Simply GREEN – A quick guide to energy and environmental assessment certifications of buildings is all about environmental and energy certification schemes for buildings. In this book the author Daniel Olsson has compared these certifications and diplayed them in a nice picture. This book discusses six environmental and three purely energy-based certification systems along with fourth briefly discussed certification systems: the British BREEAM Assessment Method, the US LEED Rating System, the German DGNB Certification System, the Australian Green Star Rating System, the Swedish Miljöbyggnad system and the French HQE system; the European Green Building Programme, the Swiss Minergie Building Standard and the German Passive House (Passivhaus) Standard; the Japanese CASBEE assessment system, the Indian IGBC rating system, the US ENERGY STAR program and the French Effinergie system.
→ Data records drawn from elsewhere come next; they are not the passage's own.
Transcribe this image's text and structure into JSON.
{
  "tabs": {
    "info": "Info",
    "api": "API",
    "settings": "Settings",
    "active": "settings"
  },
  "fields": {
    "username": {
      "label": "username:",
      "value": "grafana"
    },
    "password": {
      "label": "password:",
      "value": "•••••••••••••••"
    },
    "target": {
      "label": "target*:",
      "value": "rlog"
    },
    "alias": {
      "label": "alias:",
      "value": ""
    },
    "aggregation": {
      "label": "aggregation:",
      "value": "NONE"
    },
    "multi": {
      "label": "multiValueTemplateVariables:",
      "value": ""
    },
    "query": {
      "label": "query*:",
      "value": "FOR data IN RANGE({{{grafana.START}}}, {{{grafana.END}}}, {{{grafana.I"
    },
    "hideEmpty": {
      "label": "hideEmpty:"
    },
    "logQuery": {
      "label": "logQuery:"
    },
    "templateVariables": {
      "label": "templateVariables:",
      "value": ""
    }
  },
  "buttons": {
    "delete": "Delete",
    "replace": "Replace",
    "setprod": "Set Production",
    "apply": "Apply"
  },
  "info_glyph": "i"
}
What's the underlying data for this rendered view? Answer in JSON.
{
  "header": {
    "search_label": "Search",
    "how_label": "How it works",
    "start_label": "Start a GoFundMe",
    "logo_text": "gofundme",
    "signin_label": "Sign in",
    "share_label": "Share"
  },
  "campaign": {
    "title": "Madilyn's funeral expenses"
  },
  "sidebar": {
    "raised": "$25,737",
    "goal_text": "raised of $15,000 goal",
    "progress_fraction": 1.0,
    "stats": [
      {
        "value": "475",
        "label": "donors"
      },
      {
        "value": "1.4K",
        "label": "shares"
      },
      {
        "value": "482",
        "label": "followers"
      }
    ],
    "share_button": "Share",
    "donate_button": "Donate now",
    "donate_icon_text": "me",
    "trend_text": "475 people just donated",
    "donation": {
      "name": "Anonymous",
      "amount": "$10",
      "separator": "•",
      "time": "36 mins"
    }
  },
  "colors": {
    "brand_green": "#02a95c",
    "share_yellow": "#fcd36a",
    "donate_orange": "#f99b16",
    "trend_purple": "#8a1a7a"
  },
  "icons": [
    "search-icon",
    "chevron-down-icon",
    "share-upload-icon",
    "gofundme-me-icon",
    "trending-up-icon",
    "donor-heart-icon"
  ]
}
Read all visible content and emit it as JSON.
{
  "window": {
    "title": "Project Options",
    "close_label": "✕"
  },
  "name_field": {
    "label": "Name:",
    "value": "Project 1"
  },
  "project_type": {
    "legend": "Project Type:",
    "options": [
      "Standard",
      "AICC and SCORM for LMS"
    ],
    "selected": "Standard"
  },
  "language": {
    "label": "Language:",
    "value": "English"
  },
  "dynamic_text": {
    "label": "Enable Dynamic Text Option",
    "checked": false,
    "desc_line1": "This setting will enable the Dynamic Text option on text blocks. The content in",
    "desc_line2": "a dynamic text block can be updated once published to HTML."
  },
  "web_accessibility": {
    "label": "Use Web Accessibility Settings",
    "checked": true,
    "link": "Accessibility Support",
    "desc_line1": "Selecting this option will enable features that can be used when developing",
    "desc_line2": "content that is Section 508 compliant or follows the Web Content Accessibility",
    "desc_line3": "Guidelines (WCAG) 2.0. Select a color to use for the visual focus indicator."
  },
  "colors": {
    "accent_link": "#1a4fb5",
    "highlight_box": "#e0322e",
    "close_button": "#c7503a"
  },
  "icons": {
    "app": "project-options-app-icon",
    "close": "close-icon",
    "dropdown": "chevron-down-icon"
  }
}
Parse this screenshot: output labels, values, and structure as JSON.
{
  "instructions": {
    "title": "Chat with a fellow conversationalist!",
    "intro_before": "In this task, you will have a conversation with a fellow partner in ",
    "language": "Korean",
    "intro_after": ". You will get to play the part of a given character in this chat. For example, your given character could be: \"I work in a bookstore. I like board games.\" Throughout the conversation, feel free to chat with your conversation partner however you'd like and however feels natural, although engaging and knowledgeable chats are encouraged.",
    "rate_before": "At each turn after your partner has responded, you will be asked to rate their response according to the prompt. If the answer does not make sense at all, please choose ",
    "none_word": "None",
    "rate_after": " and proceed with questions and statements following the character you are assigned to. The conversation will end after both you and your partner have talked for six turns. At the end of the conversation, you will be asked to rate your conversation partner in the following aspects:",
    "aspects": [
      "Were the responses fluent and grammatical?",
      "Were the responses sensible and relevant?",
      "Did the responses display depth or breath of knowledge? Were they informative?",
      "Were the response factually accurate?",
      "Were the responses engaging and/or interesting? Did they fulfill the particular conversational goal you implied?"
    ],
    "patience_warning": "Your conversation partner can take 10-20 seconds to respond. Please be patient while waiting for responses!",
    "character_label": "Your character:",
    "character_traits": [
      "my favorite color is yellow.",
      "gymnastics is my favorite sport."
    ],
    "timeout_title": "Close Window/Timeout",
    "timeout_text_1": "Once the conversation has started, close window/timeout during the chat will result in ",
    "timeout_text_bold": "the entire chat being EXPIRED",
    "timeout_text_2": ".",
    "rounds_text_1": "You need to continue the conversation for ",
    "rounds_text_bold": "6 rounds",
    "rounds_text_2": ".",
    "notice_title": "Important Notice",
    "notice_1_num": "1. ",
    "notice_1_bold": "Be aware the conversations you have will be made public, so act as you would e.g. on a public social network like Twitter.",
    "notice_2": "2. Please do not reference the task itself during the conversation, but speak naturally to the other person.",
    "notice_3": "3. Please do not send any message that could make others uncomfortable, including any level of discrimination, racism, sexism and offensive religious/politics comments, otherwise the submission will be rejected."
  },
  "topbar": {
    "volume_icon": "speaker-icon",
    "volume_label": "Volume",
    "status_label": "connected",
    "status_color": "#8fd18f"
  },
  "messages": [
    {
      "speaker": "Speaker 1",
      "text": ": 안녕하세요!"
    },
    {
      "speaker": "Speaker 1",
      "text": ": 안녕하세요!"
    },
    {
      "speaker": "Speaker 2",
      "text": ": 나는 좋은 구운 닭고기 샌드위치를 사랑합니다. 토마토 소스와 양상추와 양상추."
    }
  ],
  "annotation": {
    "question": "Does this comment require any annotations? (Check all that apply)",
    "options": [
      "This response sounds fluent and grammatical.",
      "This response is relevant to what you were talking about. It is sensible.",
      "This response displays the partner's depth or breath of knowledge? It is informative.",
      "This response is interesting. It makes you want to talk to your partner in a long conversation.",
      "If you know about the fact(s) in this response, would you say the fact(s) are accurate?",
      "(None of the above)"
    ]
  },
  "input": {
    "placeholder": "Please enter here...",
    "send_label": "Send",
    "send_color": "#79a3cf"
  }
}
A quick look at the environmental certification systems described in the book will reveal certain common approaches, for instance, with respect to the choices of what has an affect on the environment. However, a closer look will show that a number of the systems are significantly different, for instance, when it comes to how different parameters are assessed and weighted, i.e. how the significance of a particular parameter is judged in respect to other parameters. Weighting can be carried out in two different ways: by applying a weighting factor to an individual parameter or to a whole category of parameters, depending on the scoring method used in a particular system, or by assessing a larger number of parameters within the categories on which the system developers want to put the greatest focus. Some systems have a clearer focus on certain issues than others and it is interesting to note how these are reflected both geographically and culturally. For example, the Indian IGBC system is strongly biased towards the precarious fresh water situations found around a number of major Indian cities. The Japanese CASBEE system, on the other hand, is more specific than other systems when it comes to requirements and measures to minimize damage caused by earthquakes. This system also places great importance on so-called light pollution, which is most likely due to prevailing problems in Tokyo and other major cities. A European example that illustrates local and cultural aspects is Minergie, the Swiss energy certification system, which, perhaps not unexpectedly, is primarily marketed as a quality ‘Swiss Made’ brand.